Applying for Italian citizenship
I’ve almost stopped caring about Brexit – I can’t keep up, and there’s not much point in worrying about something that’s completely out of your control, or getting hysterical when it might not be that bad after all. But every now and then I have little moments of panic. What if a no-deal Brexit messes up my residency status? Is having residency enough? Should I try to get Italian citizenship?
I wrote about my experience of getting residency in Rome three years ago. Although I’ve lived in Rome for six years, I’ve only had official residency for three. As I’m living in Italy legally I’m protected and should probably just relax, but it’d be nice to have citizenship too. I’d like to have that extra level of security, and to continue using the line for EU citizens at passport control.
So, I started doing some research. There are three routes to Italian citizenship:
Residency – If you’re an EU citizen, you can apply for citizenship after 4 years of official residency in Italy. If you’re a non-EU citizen, you can apply after citizenship after 10 years.
Marriage – You can apply for citizenship after 2 years of marriage to an Italian.
Descent – If you have Italian grandparents or great-grandparents you can apply for citizenship. You need to be able to prove that your ancestor was born in Italy and never renounced their Italian citizenship.
The residency and marriage routes also require a language certificate – B1 (pre-intermediate) Italian. You can see some examples of official Italian exam papers here, if you’re curious. I thought some of the B1 questions were quite tricky, but that’s because my grammar is appalling.
I’ve been weighing up the pros and cons of seeking citizenship through these routes, and they all come with complications.
Residency – I only have 3 years of residency, not the 4 years required to apply now. Of course, post-Brexit, I’ll no longer be an EU citizen, which means I’ll have to wait till I have 10 years of residency. If only I’d got official residency sooner! If only Boris Johnson had never been born! We’d all be better off. Oh well. Too late…
Marriage – An option, but Valeriano and I are toing and froing on this – if, when, how. He also thinks it’s unfair that I could get Italian citizenship through marrying him, but he couldn’t get British citizenship through marrying me. Anyway, even if we do go down this route, I’ll still have to wait a couple of years before I can even apply.

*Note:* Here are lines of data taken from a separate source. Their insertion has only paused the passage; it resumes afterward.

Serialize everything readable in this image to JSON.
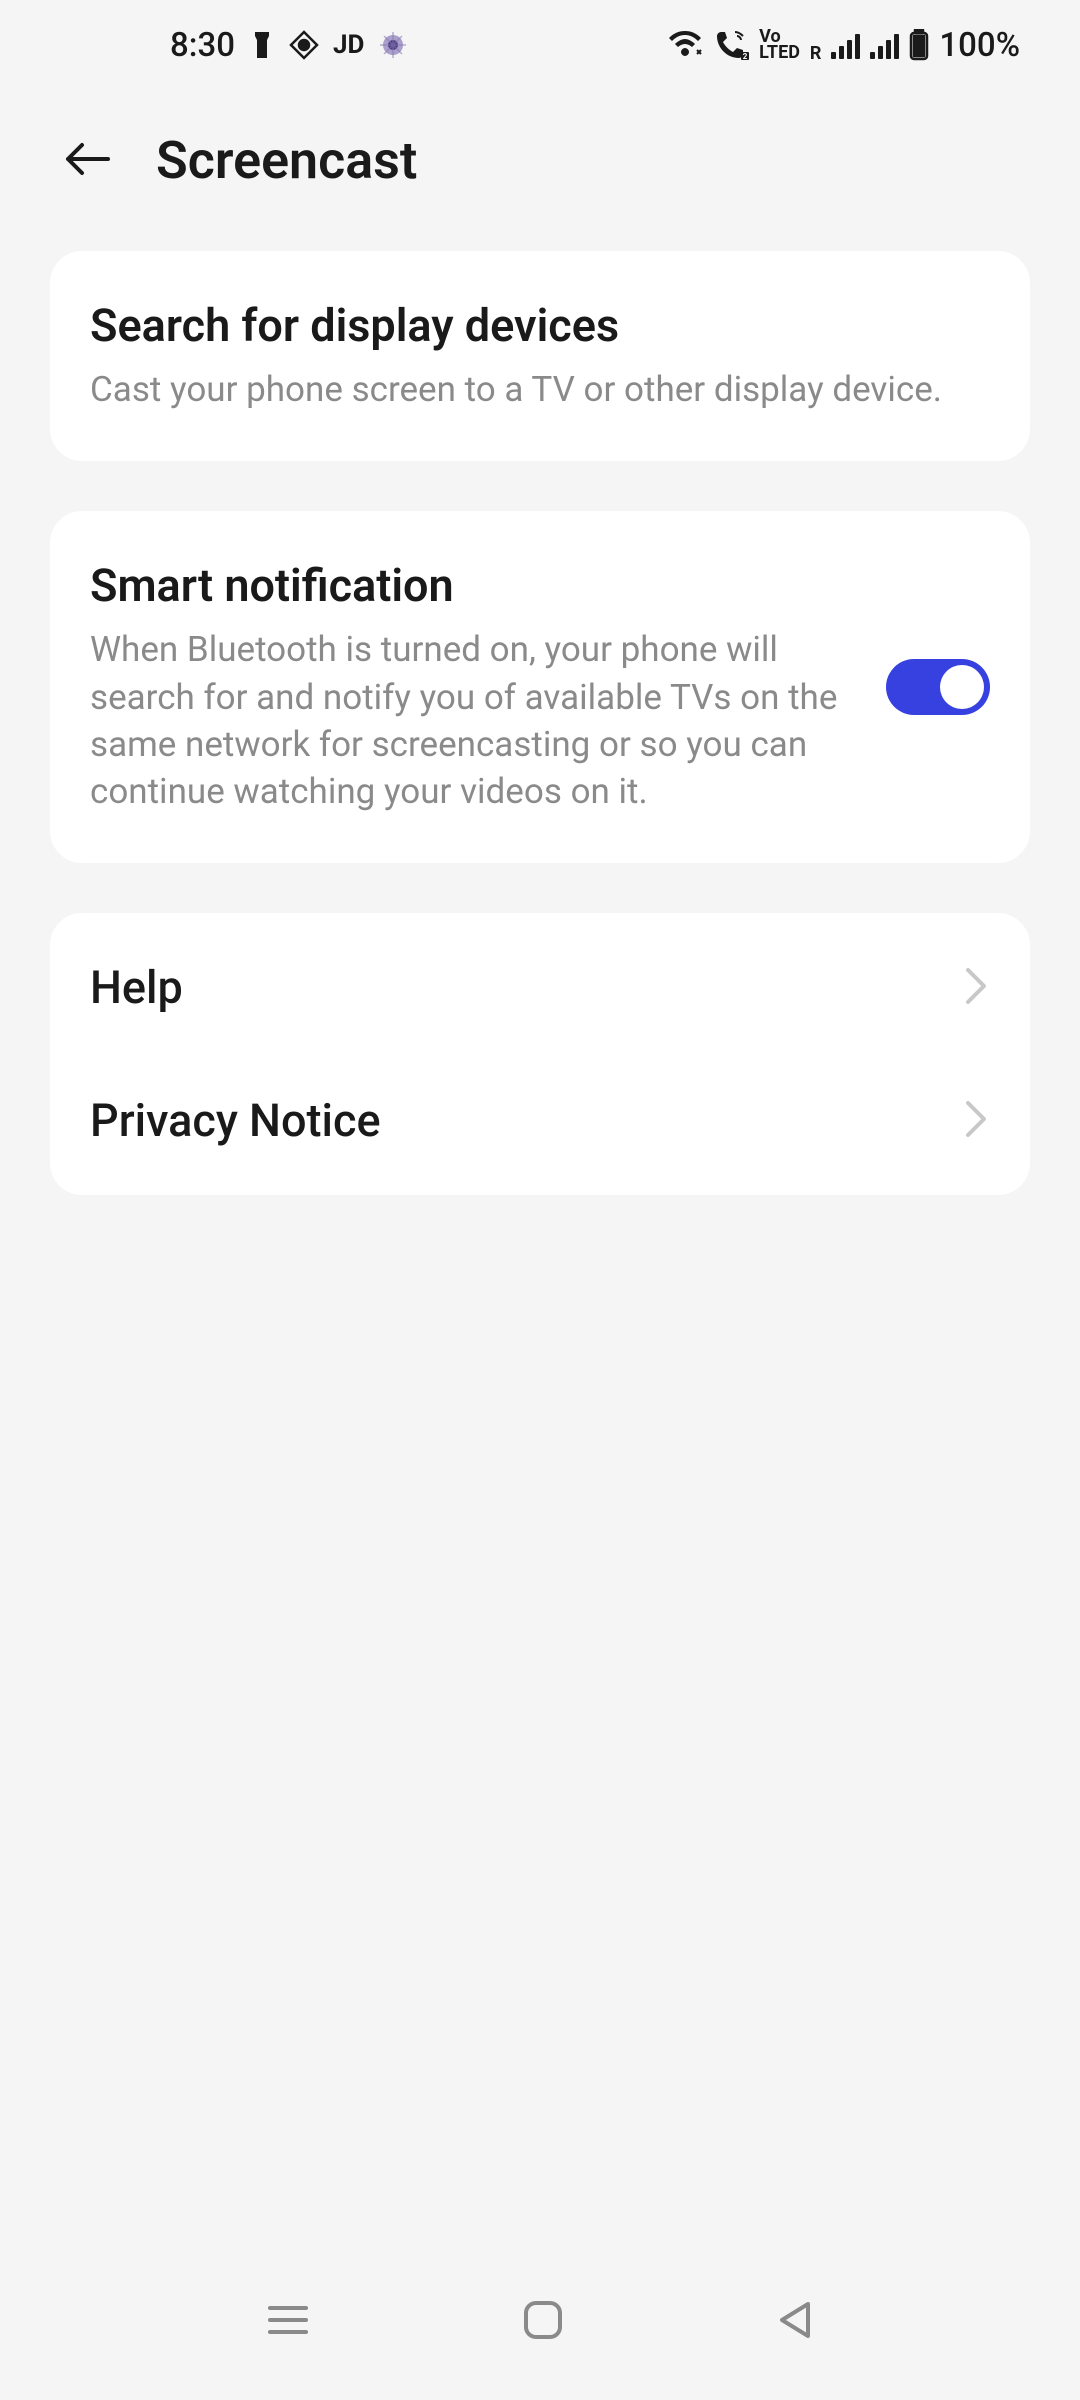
{
  "status_bar": {
    "time": "8:30",
    "jd_label": "JD",
    "volte_label": "Vo\nLTED",
    "r_label": "R",
    "battery": "100%"
  },
  "header": {
    "title": "Screencast"
  },
  "settings": {
    "search": {
      "title": "Search for display devices",
      "subtitle": "Cast your phone screen to a TV or other display device."
    },
    "smart_notification": {
      "title": "Smart notification",
      "subtitle": "When Bluetooth is turned on, your phone will search for and notify you of available TVs on the same network for screencasting or so you can continue watching your videos on it.",
      "enabled": true
    },
    "help": {
      "title": "Help"
    },
    "privacy": {
      "title": "Privacy Notice"
    }
  }
}
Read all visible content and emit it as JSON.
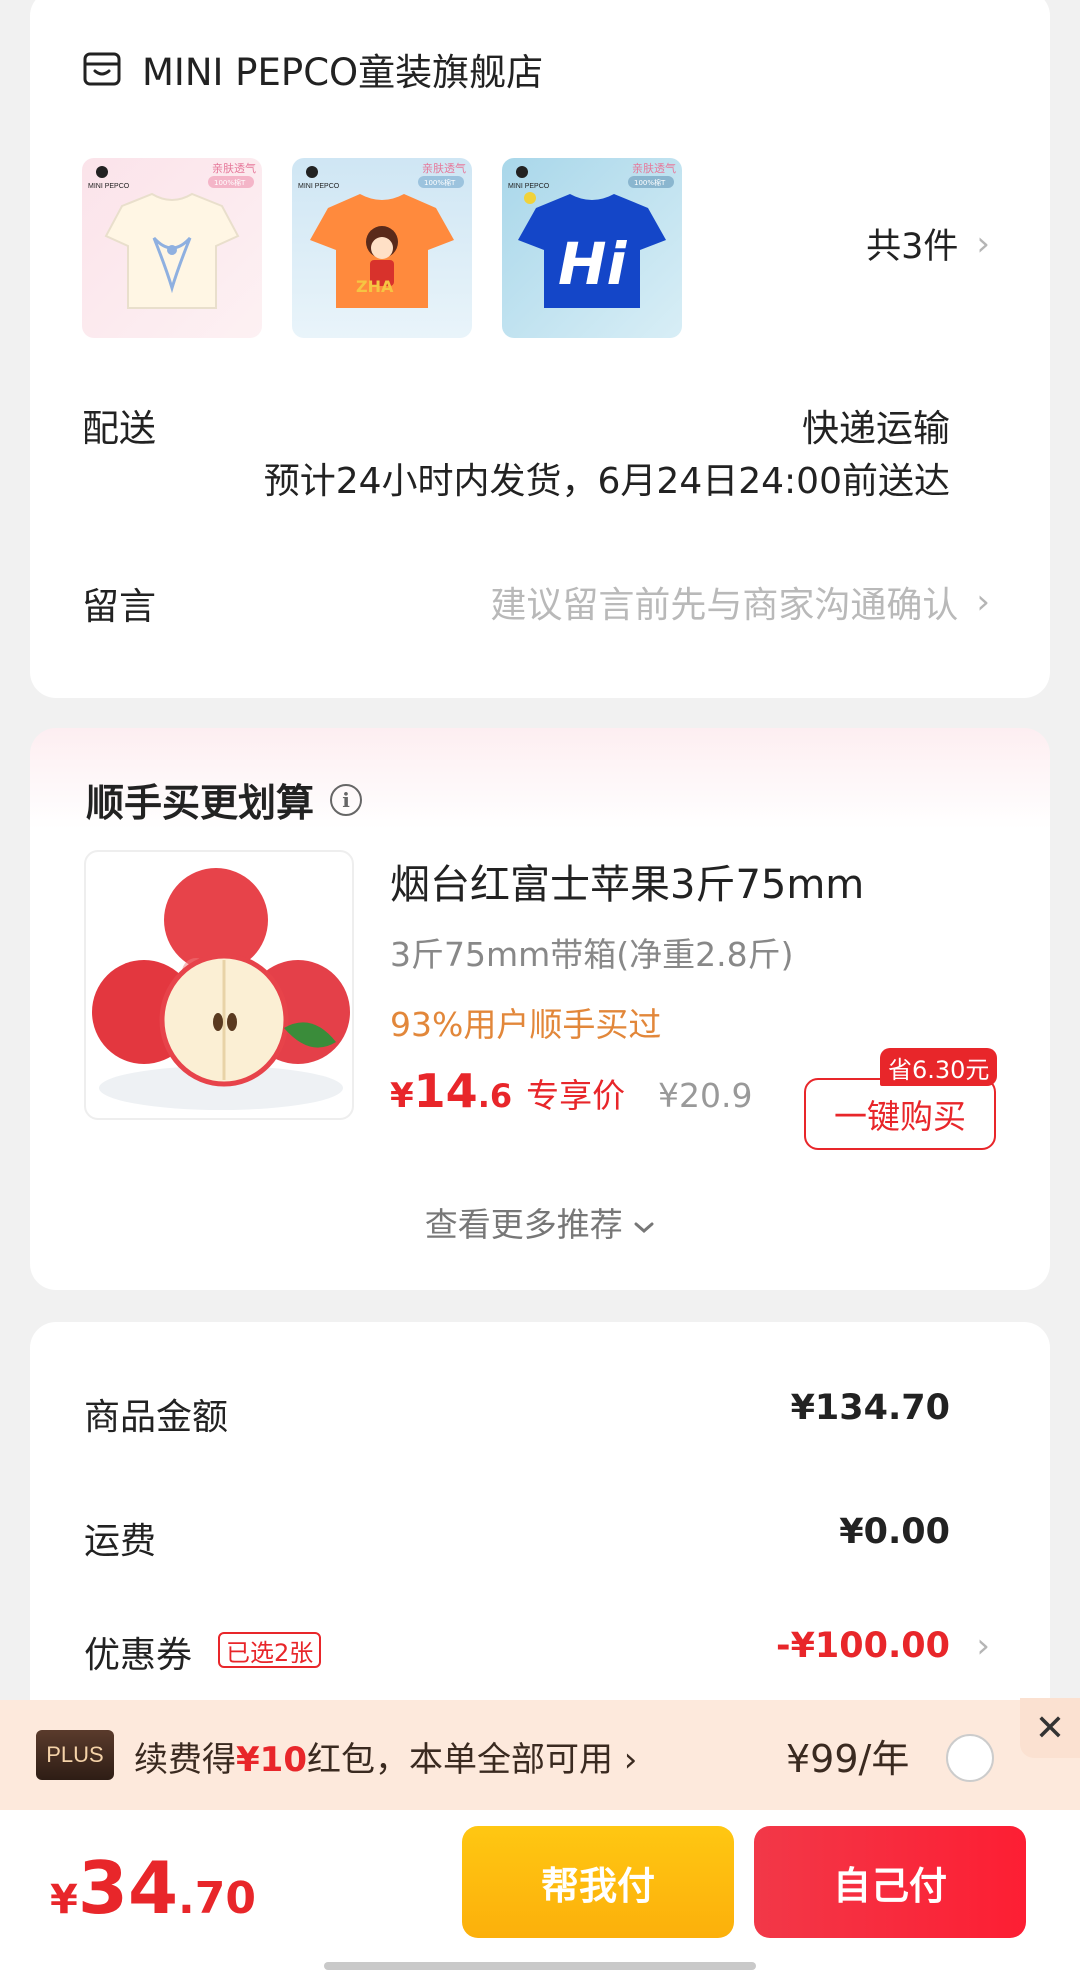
{
  "store": {
    "name": "MINI PEPCO童装旗舰店",
    "item_count": "共3件",
    "thumbs": [
      {
        "icon": "cream-tshirt-bow",
        "brand": "MINI PEPCO",
        "tag1": "亲肤透气",
        "tag2": "100%棉T"
      },
      {
        "icon": "orange-tshirt-girl",
        "brand": "MINI PEPCO",
        "tag1": "亲肤透气",
        "tag2": "100%棉T"
      },
      {
        "icon": "blue-tshirt-hi",
        "brand": "MINI PEPCO",
        "tag1": "亲肤透气",
        "tag2": "100%棉T"
      }
    ]
  },
  "shipping": {
    "label": "配送",
    "method": "快递运输",
    "eta": "预计24小时内发货，6月24日24:00前送达"
  },
  "message": {
    "label": "留言",
    "placeholder": "建议留言前先与商家沟通确认"
  },
  "recommend": {
    "title": "顺手买更划算",
    "product_name": "烟台红富士苹果3斤75mm",
    "spec": "3斤75mm带箱(净重2.8斤)",
    "social_proof": "93%用户顺手买过",
    "price_currency": "¥",
    "price_int": "14",
    "price_dec": ".6",
    "price_tag": "专享价",
    "original_price": "¥20.9",
    "save_badge": "省6.30元",
    "buy_button": "一键购买",
    "more": "查看更多推荐"
  },
  "summary": {
    "goods_label": "商品金额",
    "goods_value": "¥134.70",
    "shipping_label": "运费",
    "shipping_value": "¥0.00",
    "coupon_label": "优惠券",
    "coupon_tag": "已选2张",
    "coupon_value": "-¥100.00"
  },
  "plus": {
    "badge": "PLUS",
    "text_before": "续费得",
    "text_highlight": "¥10",
    "text_after": "红包，本单全部可用",
    "price": "¥99/年"
  },
  "bottom": {
    "total_currency": "¥",
    "total_int": "34",
    "total_dec": ".70",
    "help_pay": "帮我付",
    "self_pay": "自己付"
  },
  "colors": {
    "accent_red": "#e8262a",
    "help_yellow": "#fcb00b",
    "social_orange": "#e2873a"
  }
}
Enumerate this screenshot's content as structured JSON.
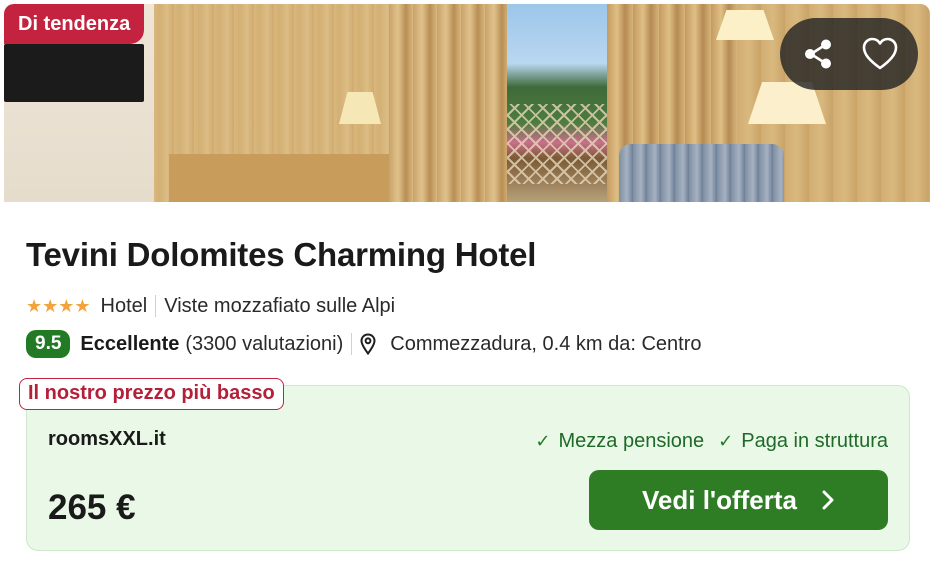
{
  "photo": {
    "trend_badge": "Di tendenza",
    "share_icon": "share-icon",
    "favorite_icon": "heart-icon"
  },
  "hotel": {
    "name": "Tevini Dolomites Charming Hotel",
    "stars": 4,
    "stars_display": "★★★★",
    "type": "Hotel",
    "tagline": "Viste mozzafiato sulle Alpi",
    "score": "9.5",
    "rating_label": "Eccellente",
    "reviews": "(3300 valutazioni)",
    "location": "Commezzadura, 0.4 km da: Centro"
  },
  "offer": {
    "lowest_price_tag": "Il nostro prezzo più basso",
    "provider": "roomsXXL.it",
    "features": [
      "Mezza pensione",
      "Paga in struttura"
    ],
    "price": "265 €",
    "cta_label": "Vedi l'offerta"
  },
  "colors": {
    "badge_red": "#c3233f",
    "score_green": "#237a25",
    "cta_green": "#2e7d24",
    "offer_bg": "#e9f8e7",
    "star_orange": "#f4a23a"
  }
}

Descent – My great-grandparents (on my mother’s side) were from Naples. I’m pretty sure I would qualify for citizenship, but proving it might be difficult. My mother thinks the records office in Naples was bombed during the war. I have to do more research on exactly what documents are required before going ahead.
At this point, I should probably just wait and see what happens after Brexit. I’m not going to suddenly be kicked out of the country, so I might as well relax. I’m a legal resident of Rome. I have British and Canadian citizenship. I’m all right.
(On a side note, citizenship might also be an issue in the future, if we have children. My parents were born in Canada and Kenya, and I was born in Australia. My mother applied for me to have British citizenship by descent, rather than the regular kind. This means that if I give birth abroad and the father of the child is not British, my child will not have British citizenship. Which is a problem. Or is it? I don’t even know any more.)
Anyway, if I’m honest with myself, all of this research on citizenship is probably just a way to procrastinate, instead of tackling the next big challenge of living in Italy – learning to drive. We’ve just got a car, so I don’t even have that excuse any more. Also, if I have to do the Italian language exam to get citizenship at some point in the future, I’m sure the experience of learning to drive in Rome will be excellent preparation. Incrocio, semaforo, mortacci tua. All that useful driving vocabulary.
More information on citizenship
Facebook groups can also be helpful – I’m a member of Applying for Italian citizenship – British in Italy.
Some blog posts
Kristen Suzanne – applying for Italian citizenship through descent as a US citizen living in Italy
Ciao Bologna – applying for Italian citizenship through descent as a US Citizen living in Italy
Traveling Jersey Girl – applying for Italian citizenship through descent as a US citizen living in the US
Our Italian Journey – applying for Italian citizenship through descent as US citizens living in the US
The Limonata Lounge – applying for Italian citizenship through marriage as a US citizen living in Italy
Italian Belly – applying for Italian citizenship through marriage as a Canadian citizen
Mums Do Travel – applying for Italian citizenship through marriage as a UK citizen living in the UK
I haven’t come across any posts about people applying for citizenship as residents – everything seems to be through marriage or descent. Please share your own experiences in the comments!